Defendants also cite Gilani, which in fact supports the conclusion we reached in our earlier Opinion. The court stated:
According to [plaintiff], the [defendant's] decision to terminate his employment was influenced by a retaliatory motive to punish him for filing an EEOC charge. . . . Although [plaintiff] did not file a retaliatory discharge claim with the EEOC, another type of 'reasonably related' claim is one alleging retaliation by an employer for the filing of an EEOC charge. . . . The Second Circuit has relaxed the exhaustion requirement based on the close connection of a retaliatory act to both the initial discriminatory conduct and the filing of a timely charge itself. See Butts, 990 F.2d at 1402 (explaining that "requiring a plaintiff to file a second EEOC charge under these circumstances could have the perverse result of promoting employer retaliation in order to impose further costs on plaintiffs and delay the filing of civil actions relating to the underlying acts of discrimination."); Owens v. New York City Housing Authority, 934 F.2d 405, 410-411 (2d Cir.1991). Therefore, this Court has subject-matter jurisdiction over [plaintiff's] Title VII retaliatory discharge claims. Gilani, 1997 WL 473383, at *9 (some internal citations omitted).
As defendants correctly state, plaintiff did not allege retaliation in his initial EEOC charge, nor did he file a subsequent charge alleging retaliation. But Alfano is still controlling and applicable law here and because the subsequent conduct plaintiff alleges involved retaliation for filing the EEOC charge, it is reasonably related to the conduct in the EEOC charge and we have jurisdiction over those claims. See Alfano, 294 F.3d at 381 (quoting Butts, 990 F.2d at 1402-03).

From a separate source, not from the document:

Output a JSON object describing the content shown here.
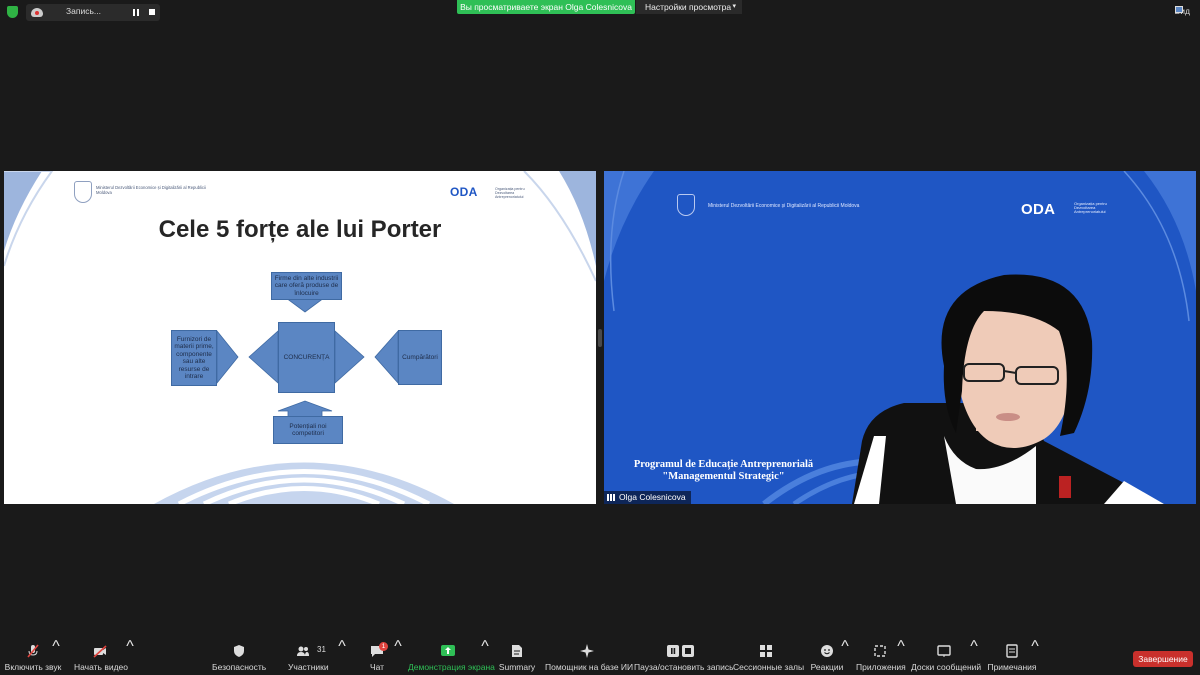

Although defendants offer what they consider "controlling law" that the Court failed to consider in its Opinion, Williams is not controlling on the facts before us. To the extent that defendants merely make the same arguments made in the first motion, which we already addressed in our Opinion, regarding the applicability of Morgan, that is not an appropriate ground for reconsideration. See Briller v. Barnhart, 2006 WL 118367, at *3 (S.D.N.Y. Jan. 16, 2006).
As defendants have proffered no legitimate reason for this Court to reconsider its April 7, 2008 Opinion, defendants' motion is denied.
For all of the foregoing reasons, defendants' motion for reconsideration is denied.